**TASK PROMPT:** Please return all of the data exactly as written.

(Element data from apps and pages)

########

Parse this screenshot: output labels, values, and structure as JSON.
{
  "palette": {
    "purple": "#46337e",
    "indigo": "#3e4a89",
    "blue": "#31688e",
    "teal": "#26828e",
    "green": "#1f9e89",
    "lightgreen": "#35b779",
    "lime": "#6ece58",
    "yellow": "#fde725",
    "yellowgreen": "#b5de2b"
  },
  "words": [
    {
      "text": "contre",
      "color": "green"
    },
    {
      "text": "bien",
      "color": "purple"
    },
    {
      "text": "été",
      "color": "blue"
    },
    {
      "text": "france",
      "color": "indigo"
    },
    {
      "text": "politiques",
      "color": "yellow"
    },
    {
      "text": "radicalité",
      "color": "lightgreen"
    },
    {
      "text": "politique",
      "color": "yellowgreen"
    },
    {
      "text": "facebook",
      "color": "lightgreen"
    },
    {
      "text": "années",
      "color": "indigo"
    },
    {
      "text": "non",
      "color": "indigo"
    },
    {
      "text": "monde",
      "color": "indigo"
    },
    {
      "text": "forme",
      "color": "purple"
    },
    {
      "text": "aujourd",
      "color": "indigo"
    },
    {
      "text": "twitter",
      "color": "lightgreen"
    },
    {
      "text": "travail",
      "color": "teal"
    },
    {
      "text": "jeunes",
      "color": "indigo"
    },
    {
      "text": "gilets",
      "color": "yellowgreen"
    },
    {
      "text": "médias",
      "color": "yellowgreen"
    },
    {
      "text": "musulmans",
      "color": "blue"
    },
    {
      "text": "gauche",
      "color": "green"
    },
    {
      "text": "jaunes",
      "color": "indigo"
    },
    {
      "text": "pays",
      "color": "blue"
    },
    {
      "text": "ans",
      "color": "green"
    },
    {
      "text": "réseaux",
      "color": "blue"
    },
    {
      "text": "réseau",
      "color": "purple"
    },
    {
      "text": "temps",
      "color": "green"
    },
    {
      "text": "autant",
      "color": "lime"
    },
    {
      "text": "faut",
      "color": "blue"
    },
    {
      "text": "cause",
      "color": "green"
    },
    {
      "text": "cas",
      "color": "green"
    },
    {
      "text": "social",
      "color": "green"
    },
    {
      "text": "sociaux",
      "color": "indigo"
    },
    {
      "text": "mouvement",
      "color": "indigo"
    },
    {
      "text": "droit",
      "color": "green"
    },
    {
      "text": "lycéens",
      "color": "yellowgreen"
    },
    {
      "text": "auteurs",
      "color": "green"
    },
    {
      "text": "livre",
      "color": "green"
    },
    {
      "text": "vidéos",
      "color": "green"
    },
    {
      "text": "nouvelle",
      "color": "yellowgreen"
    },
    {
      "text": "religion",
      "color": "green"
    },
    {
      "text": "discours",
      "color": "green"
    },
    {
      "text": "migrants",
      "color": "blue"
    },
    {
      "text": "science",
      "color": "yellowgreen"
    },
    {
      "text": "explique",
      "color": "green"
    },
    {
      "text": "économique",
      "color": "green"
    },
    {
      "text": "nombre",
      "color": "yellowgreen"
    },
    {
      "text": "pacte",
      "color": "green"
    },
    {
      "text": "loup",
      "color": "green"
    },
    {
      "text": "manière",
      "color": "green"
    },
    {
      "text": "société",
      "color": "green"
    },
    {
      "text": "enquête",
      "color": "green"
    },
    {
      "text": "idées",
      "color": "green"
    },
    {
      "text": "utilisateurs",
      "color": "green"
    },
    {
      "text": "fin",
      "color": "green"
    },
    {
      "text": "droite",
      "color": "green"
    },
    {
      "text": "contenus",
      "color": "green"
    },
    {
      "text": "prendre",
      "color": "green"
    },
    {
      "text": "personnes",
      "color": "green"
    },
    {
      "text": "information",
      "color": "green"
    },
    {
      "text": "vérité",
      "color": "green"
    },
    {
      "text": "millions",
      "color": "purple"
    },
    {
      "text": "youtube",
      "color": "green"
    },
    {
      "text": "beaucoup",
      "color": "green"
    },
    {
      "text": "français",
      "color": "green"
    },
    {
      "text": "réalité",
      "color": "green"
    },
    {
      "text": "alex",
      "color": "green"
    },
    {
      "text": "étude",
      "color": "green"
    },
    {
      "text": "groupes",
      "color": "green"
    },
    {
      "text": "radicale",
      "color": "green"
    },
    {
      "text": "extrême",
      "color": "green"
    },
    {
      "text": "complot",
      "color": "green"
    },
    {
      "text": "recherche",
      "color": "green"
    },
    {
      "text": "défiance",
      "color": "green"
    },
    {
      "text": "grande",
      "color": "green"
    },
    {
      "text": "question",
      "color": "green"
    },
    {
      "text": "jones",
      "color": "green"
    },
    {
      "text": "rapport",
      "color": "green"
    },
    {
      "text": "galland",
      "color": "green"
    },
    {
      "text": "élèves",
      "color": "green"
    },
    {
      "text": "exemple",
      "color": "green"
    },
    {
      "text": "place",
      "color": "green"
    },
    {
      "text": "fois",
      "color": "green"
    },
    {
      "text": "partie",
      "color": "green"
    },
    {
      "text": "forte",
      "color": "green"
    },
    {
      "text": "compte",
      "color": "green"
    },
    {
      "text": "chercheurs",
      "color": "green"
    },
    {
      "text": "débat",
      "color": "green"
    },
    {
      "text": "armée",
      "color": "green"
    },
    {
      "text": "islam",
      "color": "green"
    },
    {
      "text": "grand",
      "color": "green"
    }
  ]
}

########

**TASK RESPONSE:**
Parse this screenshot: output labels, values, and structure as JSON.
{
  "palette": {
    "purple": "#46337e",
    "indigo": "#3e4a89",
    "blue": "#31688e",
    "teal": "#26828e",
    "green": "#1f9e89",
    "lightgreen": "#35b779",
    "lime": "#6ece58",
    "yellow": "#fde725",
    "yellowgreen": "#b5de2b"
  },
  "words": [
    {
      "text": "contre",
      "color": "green"
    },
    {
      "text": "bien",
      "color": "purple"
    },
    {
      "text": "été",
      "color": "blue"
    },
    {
      "text": "france",
      "color": "indigo"
    },
    {
      "text": "politiques",
      "color": "yellow"
    },
    {
      "text": "radicalité",
      "color": "lightgreen"
    },
    {
      "text": "politique",
      "color": "yellowgreen"
    },
    {
      "text": "facebook",
      "color": "lightgreen"
    },
    {
      "text": "années",
      "color": "indigo"
    },
    {
      "text": "non",
      "color": "indigo"
    },
    {
      "text": "monde",
      "color": "indigo"
    },
    {
      "text": "forme",
      "color": "purple"
    },
    {
      "text": "aujourd",
      "color": "indigo"
    },
    {
      "text": "twitter",
      "color": "lightgreen"
    },
    {
      "text": "travail",
      "color": "teal"
    },
    {
      "text": "jeunes",
      "color": "indigo"
    },
    {
      "text": "gilets",
      "color": "yellowgreen"
    },
    {
      "text": "médias",
      "color": "yellowgreen"
    },
    {
      "text": "musulmans",
      "color": "blue"
    },
    {
      "text": "gauche",
      "color": "green"
    },
    {
      "text": "jaunes",
      "color": "indigo"
    },
    {
      "text": "pays",
      "color": "blue"
    },
    {
      "text": "ans",
      "color": "green"
    },
    {
      "text": "réseaux",
      "color": "blue"
    },
    {
      "text": "réseau",
      "color": "purple"
    },
    {
      "text": "temps",
      "color": "green"
    },
    {
      "text": "autant",
      "color": "lime"
    },
    {
      "text": "faut",
      "color": "blue"
    },
    {
      "text": "cause",
      "color": "green"
    },
    {
      "text": "cas",
      "color": "green"
    },
    {
      "text": "social",
      "color": "green"
    },
    {
      "text": "sociaux",
      "color": "indigo"
    },
    {
      "text": "mouvement",
      "color": "indigo"
    },
    {
      "text": "droit",
      "color": "green"
    },
    {
      "text": "lycéens",
      "color": "yellowgreen"
    },
    {
      "text": "auteurs",
      "color": "green"
    },
    {
      "text": "livre",
      "color": "green"
    },
    {
      "text": "vidéos",
      "color": "green"
    },
    {
      "text": "nouvelle",
      "color": "yellowgreen"
    },
    {
      "text": "religion",
      "color": "green"
    },
    {
      "text": "discours",
      "color": "green"
    },
    {
      "text": "migrants",
      "color": "blue"
    },
    {
      "text": "science",
      "color": "yellowgreen"
    },
    {
      "text": "explique",
      "color": "green"
    },
    {
      "text": "économique",
      "color": "green"
    },
    {
      "text": "nombre",
      "color": "yellowgreen"
    },
    {
      "text": "pacte",
      "color": "green"
    },
    {
      "text": "loup",
      "color": "green"
    },
    {
      "text": "manière",
      "color": "green"
    },
    {
      "text": "société",
      "color": "green"
    },
    {
      "text": "enquête",
      "color": "green"
    },
    {
      "text": "idées",
      "color": "green"
    },
    {
      "text": "utilisateurs",
      "color": "green"
    },
    {
      "text": "fin",
      "color": "green"
    },
    {
      "text": "droite",
      "color": "green"
    },
    {
      "text": "contenus",
      "color": "green"
    },
    {
      "text": "prendre",
      "color": "green"
    },
    {
      "text": "personnes",
      "color": "green"
    },
    {
      "text": "information",
      "color": "green"
    },
    {
      "text": "vérité",
      "color": "green"
    },
    {
      "text": "millions",
      "color": "purple"
    },
    {
      "text": "youtube",
      "color": "green"
    },
    {
      "text": "beaucoup",
      "color": "green"
    },
    {
      "text": "français",
      "color": "green"
    },
    {
      "text": "réalité",
      "color": "green"
    },
    {
      "text": "alex",
      "color": "green"
    },
    {
      "text": "étude",
      "color": "green"
    },
    {
      "text": "groupes",
      "color": "green"
    },
    {
      "text": "radicale",
      "color": "green"
    },
    {
      "text": "extrême",
      "color": "green"
    },
    {
      "text": "complot",
      "color": "green"
    },
    {
      "text": "recherche",
      "color": "green"
    },
    {
      "text": "défiance",
      "color": "green"
    },
    {
      "text": "grande",
      "color": "green"
    },
    {
      "text": "question",
      "color": "green"
    },
    {
      "text": "jones",
      "color": "green"
    },
    {
      "text": "rapport",
      "color": "green"
    },
    {
      "text": "galland",
      "color": "green"
    },
    {
      "text": "élèves",
      "color": "green"
    },
    {
      "text": "exemple",
      "color": "green"
    },
    {
      "text": "place",
      "color": "green"
    },
    {
      "text": "fois",
      "color": "green"
    },
    {
      "text": "partie",
      "color": "green"
    },
    {
      "text": "forte",
      "color": "green"
    },
    {
      "text": "compte",
      "color": "green"
    },
    {
      "text": "chercheurs",
      "color": "green"
    },
    {
      "text": "débat",
      "color": "green"
    },
    {
      "text": "armée",
      "color": "green"
    },
    {
      "text": "islam",
      "color": "green"
    },
    {
      "text": "grand",
      "color": "green"
    }
  ]
}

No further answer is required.